There is also one observation we wish to highlight with the DYAD RT2. It tends to be overly active at the initial stroke of travel. This is not a major issue and may depend on different riders' styles when moving off. On descents, the bike was composed at moderate speeds, but on a quicker pace, the rear tends to be a little too bouncy. Tweaking the rebound knob to the slower setting helps a little as the shock became a little less responsive to small bumps. In short, we feel that there is an imbalance of performance (and feel) between the front and rear suspensions. The front end's Lefty out performs the rear shock of the Trigger. (Ed: Alright, that may not be a real "weakness" in actual fact. It does not mean we are recommending the use of conventional forks to pair with the Trigger, it just goes to show that the Lefty set a standard that is hard to match.)

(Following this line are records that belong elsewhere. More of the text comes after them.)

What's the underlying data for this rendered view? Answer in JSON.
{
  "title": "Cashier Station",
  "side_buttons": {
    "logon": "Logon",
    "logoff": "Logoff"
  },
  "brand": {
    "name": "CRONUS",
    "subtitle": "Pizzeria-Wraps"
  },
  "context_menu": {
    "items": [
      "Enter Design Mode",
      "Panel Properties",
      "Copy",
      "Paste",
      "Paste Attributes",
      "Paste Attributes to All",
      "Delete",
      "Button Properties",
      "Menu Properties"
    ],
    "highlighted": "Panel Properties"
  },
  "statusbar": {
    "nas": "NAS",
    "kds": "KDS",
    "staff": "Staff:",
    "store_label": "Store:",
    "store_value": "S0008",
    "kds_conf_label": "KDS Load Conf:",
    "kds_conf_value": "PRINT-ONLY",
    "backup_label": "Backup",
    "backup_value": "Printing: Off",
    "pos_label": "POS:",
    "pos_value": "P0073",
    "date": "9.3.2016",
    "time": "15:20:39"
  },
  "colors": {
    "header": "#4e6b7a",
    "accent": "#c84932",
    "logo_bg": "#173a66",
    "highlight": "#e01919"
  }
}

Comparing the Trigger with Jekyll, the former is clearly a more efficient bike. Under the hands (and legs) of a good rider, this would translate to riding faster and further at most trails.
WHO SHOULD RIDE THE TRIGGER
The Trigger Carbon 2 is a beautiful bike that can conquer the trails in Singapore and regional rainforest efficiently. It is totally suitable for long rides.
It will serve very well as a do-it-all bike for trails, including long XC races and enduro races. With its adjustable travel, top class workmanship and stiff structure, the bike is made even more versatile and ready for anything. Definitely a worthy do-it-all. But, if in case a rider prefers to be a little more ready for downhill actions, then the Jekyll would be a better choice.
The Trigger is designed for people who ride and not cycle. It is a capable bike for 90 percent of the time for riders who enjoy everything that the trail offers – be it, long climbs, rough climbs, single tracks, rough descents, flow trails etc… Imagine a full day of ride at the local trails, soaking up whatever the trail throws out regardless of the weather, or just pedaling the plantations and hills in Malaysia – where the distances are long with lots of climbs and descents. This bike would enhance the enjoyment of these long rides as it is light and easy to control, be it for beginners or advance riders. Just don't bring this bike to a UCI sanctioned downhill track.
Go get this Do-It-All bike!
For more information of the Cannondale Trigger, contact Cannasia at:
83/85 Frankel Avenue Singapore 458211, Tel: (65) 6441-4772
#01-20, 33 Ubi Avenue 3, Singapore 408868, Tel: (65) 65-700-634